EU, Gambia to provide D14.6M for food crisis
Wednesday, April 25, 2012
The European Union (EU) in collaboration with the government of The Gambia, agreed on Wednesday 11th April, to release GMD14.6M (365, 000 Euros) to the World Food Programme (WFP), as part of the rapid response to the food crisis in the country, its monthly [April] newsletter edition disclosed.
“The funds will be used to purchase 1300 tons of food and will be focused on the country’s 19 most vulnerable districts, notably the Central River Region. The funds have been allocated from the European Commission STABEX scheme [now expired], which was originally designed to compensate ACP countries for falls in export revenue,” it stated.
Since crop failure was officially declared by The Gambia government in March, it has launched a broad appeal for assistance both within and outside to respond to the imminent crisis. It received positive response from various concerned actors, notably the Republic of China on Taiwan that provided the sum of US$3 million to The Gambia to buy 2,300 metric tons of seeds and import 1,360 metric tons of fertilizer to help the country ride out of the food shortage that resulted from last year’s crop failure. The Action Aid International, The Gambia and the World Food Programme (WFP) have both shown commitment to deal with the crisis.

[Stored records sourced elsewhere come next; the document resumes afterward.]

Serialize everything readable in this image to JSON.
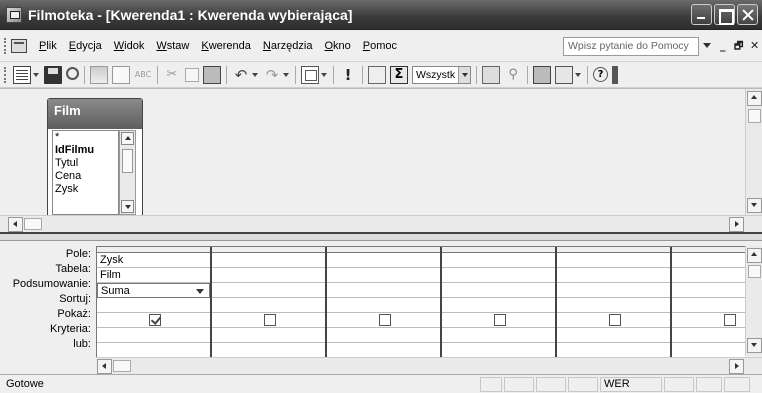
{
  "window": {
    "title": "Filmoteka - [Kwerenda1 : Kwerenda wybierająca]"
  },
  "menu": {
    "items": [
      "Plik",
      "Edycja",
      "Widok",
      "Wstaw",
      "Kwerenda",
      "Narzędzia",
      "Okno",
      "Pomoc"
    ],
    "help_placeholder": "Wpisz pytanie do Pomocy"
  },
  "toolbar": {
    "top_values_combo": "Wszystk"
  },
  "field_list": {
    "table_name": "Film",
    "fields": [
      "*",
      "IdFilmu",
      "Tytul",
      "Cena",
      "Zysk"
    ]
  },
  "qbe_grid": {
    "row_labels": [
      "Pole:",
      "Tabela:",
      "Podsumowanie:",
      "Sortuj:",
      "Pokaż:",
      "Kryteria:",
      "lub:"
    ],
    "columns": [
      {
        "field": "Zysk",
        "table": "Film",
        "total": "Suma",
        "sort": "",
        "show": true,
        "criteria": "",
        "or": ""
      },
      {
        "field": "",
        "table": "",
        "total": "",
        "sort": "",
        "show": false,
        "criteria": "",
        "or": ""
      },
      {
        "field": "",
        "table": "",
        "total": "",
        "sort": "",
        "show": false,
        "criteria": "",
        "or": ""
      },
      {
        "field": "",
        "table": "",
        "total": "",
        "sort": "",
        "show": false,
        "criteria": "",
        "or": ""
      },
      {
        "field": "",
        "table": "",
        "total": "",
        "sort": "",
        "show": false,
        "criteria": "",
        "or": ""
      },
      {
        "field": "",
        "table": "",
        "total": "",
        "sort": "",
        "show": false,
        "criteria": "",
        "or": ""
      }
    ]
  },
  "statusbar": {
    "text": "Gotowe",
    "mode_indicator": "WER"
  }
}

Also prominent was the cash donation by the former president of the Republic of The Gambia, Alhaji Sir Dawda Kairaba Jawara, who gave his month salary of D50, 000, to a fund set up to by government deal with the situation.
The government of The Gambia through the Office of the Minister of Agriculture, it would be recalled, had in March declared 2011-2012 farming season a failure resulting from severe crop failures and a corresponding soaring of food prices.
In that release dispatched to the media institutions including the Daily Observer, the Ministry of Agriculture said the post-harvest assessment of the 2011 farming season, which was characterised by below normal and poorly distributed rainfall, indicated a reduction in total crop production of more than 70%.
Author: Hatab Fadera